## [Exercise requirements]
Check every line below for the word "Tierliste" and copy the ones that have it.

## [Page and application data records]
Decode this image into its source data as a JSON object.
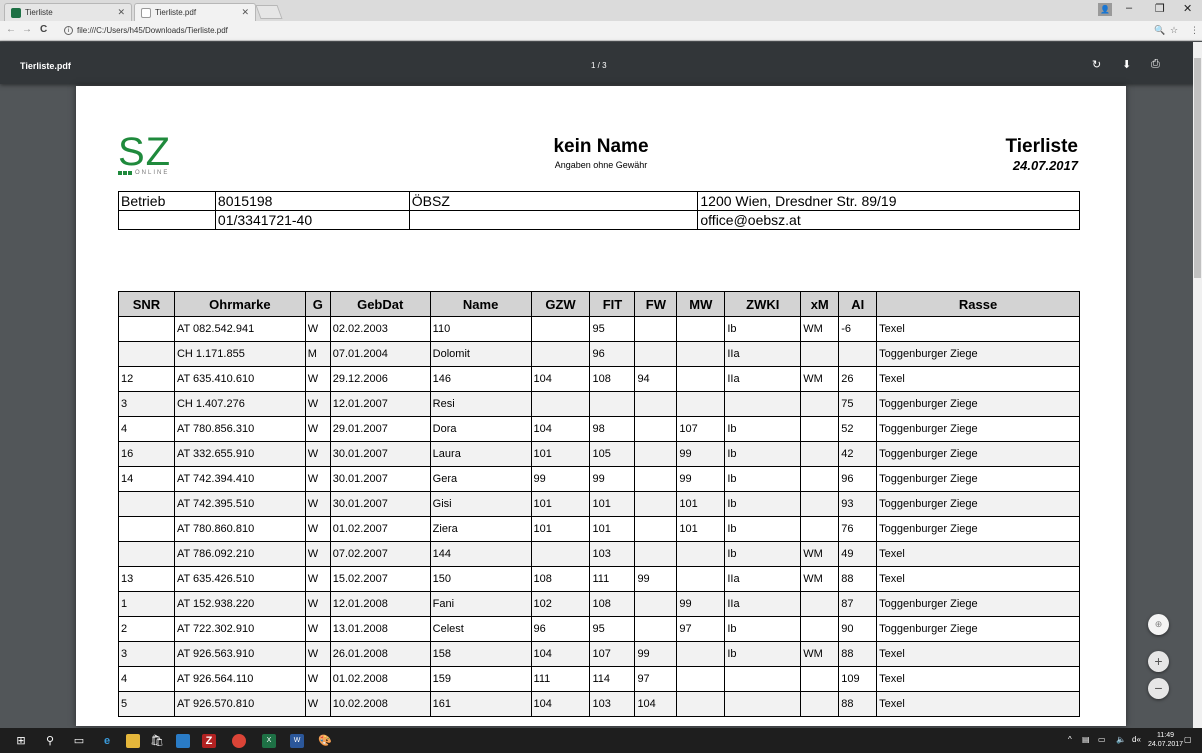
{
  "browser": {
    "tabs": [
      {
        "title": "Tierliste"
      },
      {
        "title": "Tierliste.pdf"
      }
    ],
    "url": "file:///C:/Users/h45/Downloads/Tierliste.pdf"
  },
  "pdf_toolbar": {
    "title": "Tierliste.pdf",
    "page_indicator": "1 / 3"
  },
  "document": {
    "logo_text": "SZ",
    "logo_sub": "ONLINE",
    "name": "kein Name",
    "note": "Angaben ohne Gewähr",
    "doc_title": "Tierliste",
    "date": "24.07.2017",
    "info_rows": [
      [
        "Betrieb",
        "8015198",
        "ÖBSZ",
        "1200 Wien, Dresdner Str. 89/19"
      ],
      [
        "",
        "01/3341721-40",
        "",
        "office@oebsz.at"
      ]
    ],
    "columns": [
      "SNR",
      "Ohrmarke",
      "G",
      "GebDat",
      "Name",
      "GZW",
      "FIT",
      "FW",
      "MW",
      "ZWKI",
      "xM",
      "AI",
      "Rasse"
    ],
    "rows": [
      [
        "",
        "AT 082.542.941",
        "W",
        "02.02.2003",
        "110",
        "",
        "95",
        "",
        "",
        "Ib",
        "WM",
        "-6",
        "Texel"
      ],
      [
        "",
        "CH 1.171.855",
        "M",
        "07.01.2004",
        "Dolomit",
        "",
        "96",
        "",
        "",
        "IIa",
        "",
        "",
        "Toggenburger Ziege"
      ],
      [
        "12",
        "AT 635.410.610",
        "W",
        "29.12.2006",
        "146",
        "104",
        "108",
        "94",
        "",
        "IIa",
        "WM",
        "26",
        "Texel"
      ],
      [
        "3",
        "CH 1.407.276",
        "W",
        "12.01.2007",
        "Resi",
        "",
        "",
        "",
        "",
        "",
        "",
        "75",
        "Toggenburger Ziege"
      ],
      [
        "4",
        "AT 780.856.310",
        "W",
        "29.01.2007",
        "Dora",
        "104",
        "98",
        "",
        "107",
        "Ib",
        "",
        "52",
        "Toggenburger Ziege"
      ],
      [
        "16",
        "AT 332.655.910",
        "W",
        "30.01.2007",
        "Laura",
        "101",
        "105",
        "",
        "99",
        "Ib",
        "",
        "42",
        "Toggenburger Ziege"
      ],
      [
        "14",
        "AT 742.394.410",
        "W",
        "30.01.2007",
        "Gera",
        "99",
        "99",
        "",
        "99",
        "Ib",
        "",
        "96",
        "Toggenburger Ziege"
      ],
      [
        "",
        "AT 742.395.510",
        "W",
        "30.01.2007",
        "Gisi",
        "101",
        "101",
        "",
        "101",
        "Ib",
        "",
        "93",
        "Toggenburger Ziege"
      ],
      [
        "",
        "AT 780.860.810",
        "W",
        "01.02.2007",
        "Ziera",
        "101",
        "101",
        "",
        "101",
        "Ib",
        "",
        "76",
        "Toggenburger Ziege"
      ],
      [
        "",
        "AT 786.092.210",
        "W",
        "07.02.2007",
        "144",
        "",
        "103",
        "",
        "",
        "Ib",
        "WM",
        "49",
        "Texel"
      ],
      [
        "13",
        "AT 635.426.510",
        "W",
        "15.02.2007",
        "150",
        "108",
        "111",
        "99",
        "",
        "IIa",
        "WM",
        "88",
        "Texel"
      ],
      [
        "1",
        "AT 152.938.220",
        "W",
        "12.01.2008",
        "Fani",
        "102",
        "108",
        "",
        "99",
        "IIa",
        "",
        "87",
        "Toggenburger Ziege"
      ],
      [
        "2",
        "AT 722.302.910",
        "W",
        "13.01.2008",
        "Celest",
        "96",
        "95",
        "",
        "97",
        "Ib",
        "",
        "90",
        "Toggenburger Ziege"
      ],
      [
        "3",
        "AT 926.563.910",
        "W",
        "26.01.2008",
        "158",
        "104",
        "107",
        "99",
        "",
        "Ib",
        "WM",
        "88",
        "Texel"
      ],
      [
        "4",
        "AT 926.564.110",
        "W",
        "01.02.2008",
        "159",
        "111",
        "114",
        "97",
        "",
        "",
        "",
        "109",
        "Texel"
      ],
      [
        "5",
        "AT 926.570.810",
        "W",
        "10.02.2008",
        "161",
        "104",
        "103",
        "104",
        "",
        "",
        "",
        "88",
        "Texel"
      ]
    ]
  },
  "taskbar": {
    "time": "11:49",
    "date": "24.07.2017"
  }
}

## [Task result]
        "title": "Tierliste"
        "title": "Tierliste.pdf"
    "url": "file:///C:/Users/h45/Downloads/Tierliste.pdf"
    "title": "Tierliste.pdf",
    "doc_title": "Tierliste",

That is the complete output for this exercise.